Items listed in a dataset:
• • • •

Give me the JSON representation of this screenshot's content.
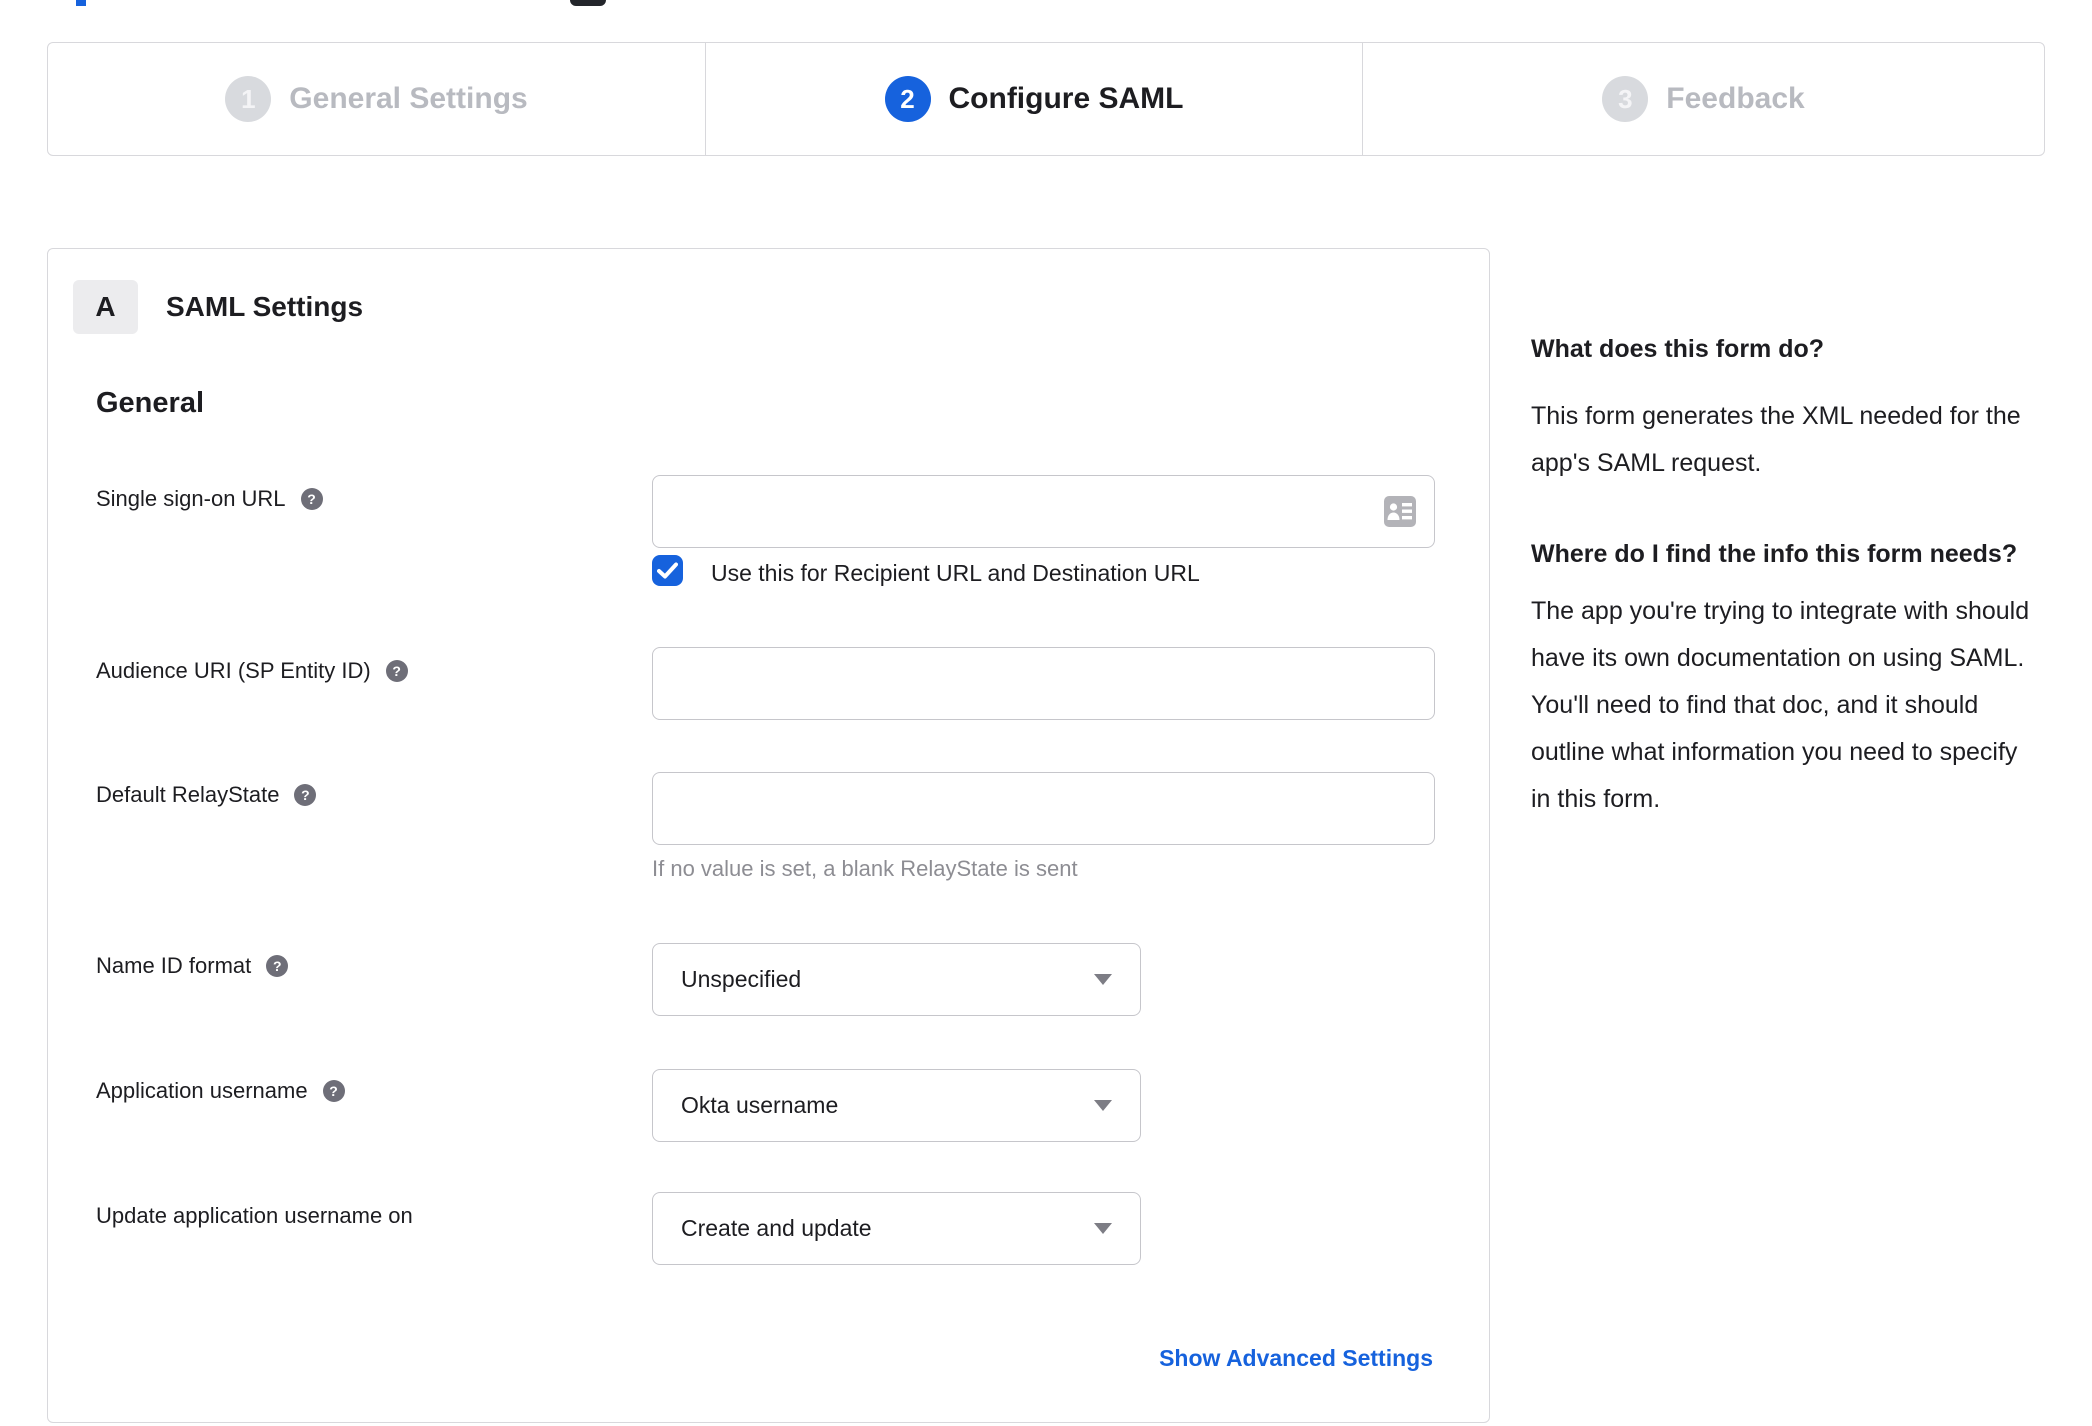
{
  "colors": {
    "accent_blue": "#1662dd",
    "inactive_gray": "#b8bac0",
    "panel_border": "#d8d8dc",
    "input_border": "#c6c6cb",
    "help_icon_bg": "#6e6e78",
    "hint_text": "#8d8d93"
  },
  "stepper": {
    "steps": [
      {
        "number": "1",
        "label": "General Settings",
        "active": false
      },
      {
        "number": "2",
        "label": "Configure SAML",
        "active": true
      },
      {
        "number": "3",
        "label": "Feedback",
        "active": false
      }
    ]
  },
  "panel": {
    "badge": "A",
    "title": "SAML Settings",
    "section": "General",
    "sso": {
      "label": "Single sign-on URL",
      "value": "",
      "checkbox_label": "Use this for Recipient URL and Destination URL",
      "checkbox_checked": true
    },
    "audience": {
      "label": "Audience URI (SP Entity ID)",
      "value": ""
    },
    "relay": {
      "label": "Default RelayState",
      "value": "",
      "hint": "If no value is set, a blank RelayState is sent"
    },
    "name_id": {
      "label": "Name ID format",
      "value": "Unspecified"
    },
    "app_username": {
      "label": "Application username",
      "value": "Okta username"
    },
    "update_username": {
      "label": "Update application username on",
      "value": "Create and update"
    },
    "advanced_link": "Show Advanced Settings"
  },
  "help_panel": {
    "section1": {
      "heading": "What does this form do?",
      "body": "This form generates the XML needed for the app's SAML request."
    },
    "section2": {
      "heading": "Where do I find the info this form needs?",
      "body": "The app you're trying to integrate with should have its own documentation on using SAML. You'll need to find that doc, and it should outline what information you need to specify in this form."
    }
  },
  "icons": {
    "help_glyph": "?"
  }
}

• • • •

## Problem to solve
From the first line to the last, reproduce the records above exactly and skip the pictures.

## Result for this exercise
Give me the JSON representation of this screenshot's content.
{
  "colors": {
    "accent_blue": "#1662dd",
    "inactive_gray": "#b8bac0",
    "panel_border": "#d8d8dc",
    "input_border": "#c6c6cb",
    "help_icon_bg": "#6e6e78",
    "hint_text": "#8d8d93"
  },
  "stepper": {
    "steps": [
      {
        "number": "1",
        "label": "General Settings",
        "active": false
      },
      {
        "number": "2",
        "label": "Configure SAML",
        "active": true
      },
      {
        "number": "3",
        "label": "Feedback",
        "active": false
      }
    ]
  },
  "panel": {
    "badge": "A",
    "title": "SAML Settings",
    "section": "General",
    "sso": {
      "label": "Single sign-on URL",
      "value": "",
      "checkbox_label": "Use this for Recipient URL and Destination URL",
      "checkbox_checked": true
    },
    "audience": {
      "label": "Audience URI (SP Entity ID)",
      "value": ""
    },
    "relay": {
      "label": "Default RelayState",
      "value": "",
      "hint": "If no value is set, a blank RelayState is sent"
    },
    "name_id": {
      "label": "Name ID format",
      "value": "Unspecified"
    },
    "app_username": {
      "label": "Application username",
      "value": "Okta username"
    },
    "update_username": {
      "label": "Update application username on",
      "value": "Create and update"
    },
    "advanced_link": "Show Advanced Settings"
  },
  "help_panel": {
    "section1": {
      "heading": "What does this form do?",
      "body": "This form generates the XML needed for the app's SAML request."
    },
    "section2": {
      "heading": "Where do I find the info this form needs?",
      "body": "The app you're trying to integrate with should have its own documentation on using SAML. You'll need to find that doc, and it should outline what information you need to specify in this form."
    }
  },
  "icons": {
    "help_glyph": "?"
  }
}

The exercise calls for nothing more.